Amazon's private label ambitions

Amazon's private label ambitions

There was some hand-wringing over Amazon's private label actions last week. With the launch of a new shoe under its 206 Collective brand, Amazon launched a shoe that looks very similar to Allbirds. But retailers launching private label brands is nothing new. In fact, Amazon itself pointed out earlier this year that private label products account for less than 1% of its sales, while also highlighting that other retailers may realise 25% or more of their sales from private labels.

Indeed, in the excellent book Retail Disruptors, the authors point out that in the CPG category, private labels account for 21% of total sales in the US and 37% of total sales in Europe. Further, this book goes into great detail describing how the strategies of Aldi and Lidl (among others) are upending grocery retail by offering assortment that is more limited and highly dominated by private label store brands.

So, if private labelling is a well-known strategy with a long history, why do Amazon's actions attract such attention, especially when it's only 1% of their sales? I think there are 3 basic reasons:

First, scale historically was on the side of brands, not retailers. brands used the scale of mass communications (i.e. TV and print) to build nationally-known brands while retailers were comparatively fragmented. Each retailer could develop its store brands but only a rare few could challenge the national brands. The fragmentation of media consumption behaviours and the personalisation of media (e.g. Facebook and Instagram feeds) make it more difficult and expensive to build and sustain national brands.

Second, the physical shelf was always an opportunity for national brands. Even when faced with private label competitors, the mental availability built by national advertising could reliably nudge many consumers toward the national brand. However, the highly personalised listings and recommendations of Amazon and its comparatively limited "shelf space" (i.e. the size of a mobile phone screen or no shelf at all when interacting with Alexa) erode the value of advertising-built mental availability. Basically, Amazon is using scale of a different sort to its advantage.

And thirdly, Amazon represents a different kind of brand. Amazon seems a sort of everyman's Costco, combining trust and perceived quality with mass scale, convenience and value.

Now, these are only 3 suggestions that may explain the outsized attention on Amazon's private label aspirations. I am not saying Amazon will succeed because of these three. They succeed in some categories and not in others (and their record is far from perfect). But we should keep in mind that Amazon (and following in its steps, eCommerce brands more generally) only needs to take a few percentage points of market share to create serious damage on manufacturer brand P&Ls.

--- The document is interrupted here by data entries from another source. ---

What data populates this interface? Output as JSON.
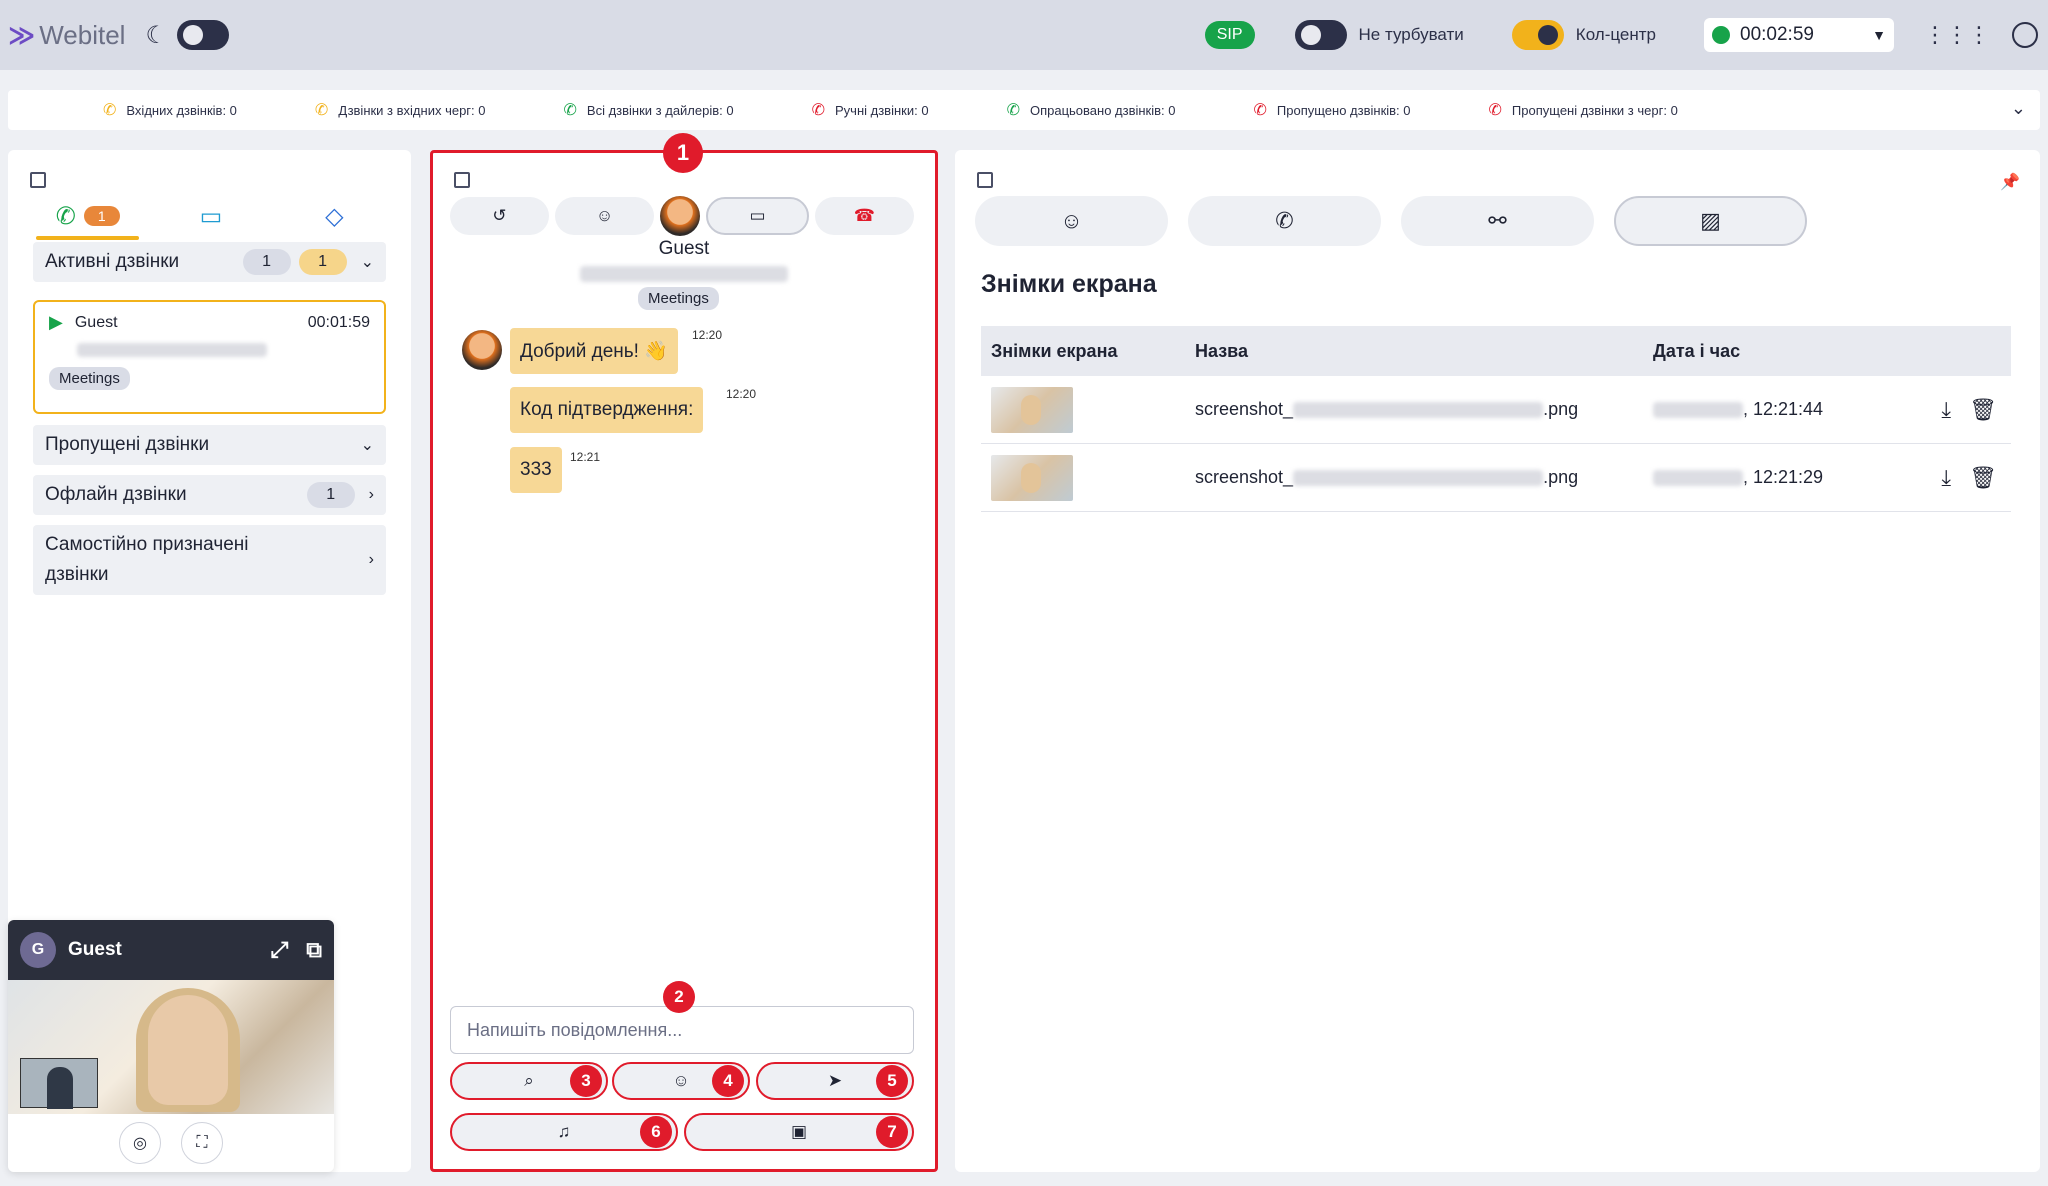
{
  "header": {
    "logo": "Webitel",
    "sip": "SIP",
    "dnd_label": "Не турбувати",
    "callcenter_label": "Кол-центр",
    "timer": "00:02:59"
  },
  "stats": [
    {
      "label": "Вхідних дзвінків: 0",
      "color": "#f2b21b"
    },
    {
      "label": "Дзвінки з вхідних черг: 0",
      "color": "#f2b21b"
    },
    {
      "label": "Всі дзвінки з дайлерів: 0",
      "color": "#17a34a"
    },
    {
      "label": "Ручні дзвінки: 0",
      "color": "#e01b2b"
    },
    {
      "label": "Опрацьовано дзвінків: 0",
      "color": "#17a34a"
    },
    {
      "label": "Пропущено дзвінків: 0",
      "color": "#e01b2b"
    },
    {
      "label": "Пропущені дзвінки з черг: 0",
      "color": "#e01b2b"
    }
  ],
  "left": {
    "calls_badge": "1",
    "active": {
      "label": "Активні дзвінки",
      "count1": "1",
      "count2": "1"
    },
    "card": {
      "name": "Guest",
      "time": "00:01:59",
      "tag": "Meetings"
    },
    "missed": {
      "label": "Пропущені дзвінки"
    },
    "offline": {
      "label": "Офлайн дзвінки",
      "count": "1"
    },
    "self": {
      "label_line1": "Самостійно призначені",
      "label_line2": "дзвінки"
    }
  },
  "video": {
    "initial": "G",
    "name": "Guest"
  },
  "center": {
    "guest": "Guest",
    "tag": "Meetings",
    "messages": [
      {
        "text": "Добрий день! 👋",
        "time": "12:20"
      },
      {
        "text": "Код підтвердження:",
        "time": "12:20"
      },
      {
        "text": "333",
        "time": "12:21"
      }
    ],
    "placeholder": "Напишіть повідомлення...",
    "markers": [
      "1",
      "2",
      "3",
      "4",
      "5",
      "6",
      "7"
    ]
  },
  "right": {
    "title": "Знімки екрана",
    "columns": [
      "Знімки екрана",
      "Назва",
      "Дата і час"
    ],
    "rows": [
      {
        "name_prefix": "screenshot_",
        "name_suffix": ".png",
        "time_suffix": ", 12:21:44"
      },
      {
        "name_prefix": "screenshot_",
        "name_suffix": ".png",
        "time_suffix": ", 12:21:29"
      }
    ]
  }
}
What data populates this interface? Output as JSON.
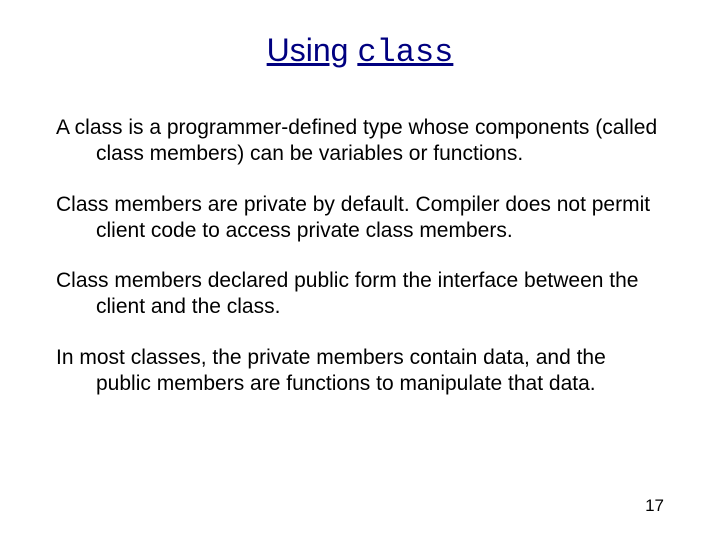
{
  "title": {
    "word1": "Using",
    "word2": "class"
  },
  "paragraphs": {
    "p0": "A class is a programmer-defined type whose components (called class members) can be variables or functions.",
    "p1": "Class members are private by default.  Compiler does not permit client code to access private class members.",
    "p2": "Class members declared public form the interface between the client and the class.",
    "p3": "In most classes, the private members contain data, and the public members are functions to manipulate that data."
  },
  "page_number": "17"
}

But if my logic has some truth to it, then at least one key implication for brands is that they need to consider different approaches to building brands (and creating new ones) that can thrive in an environment where media consumption is more fragmented, but distribution is more consolidated through large at scale eCommerce platforms like Amazon.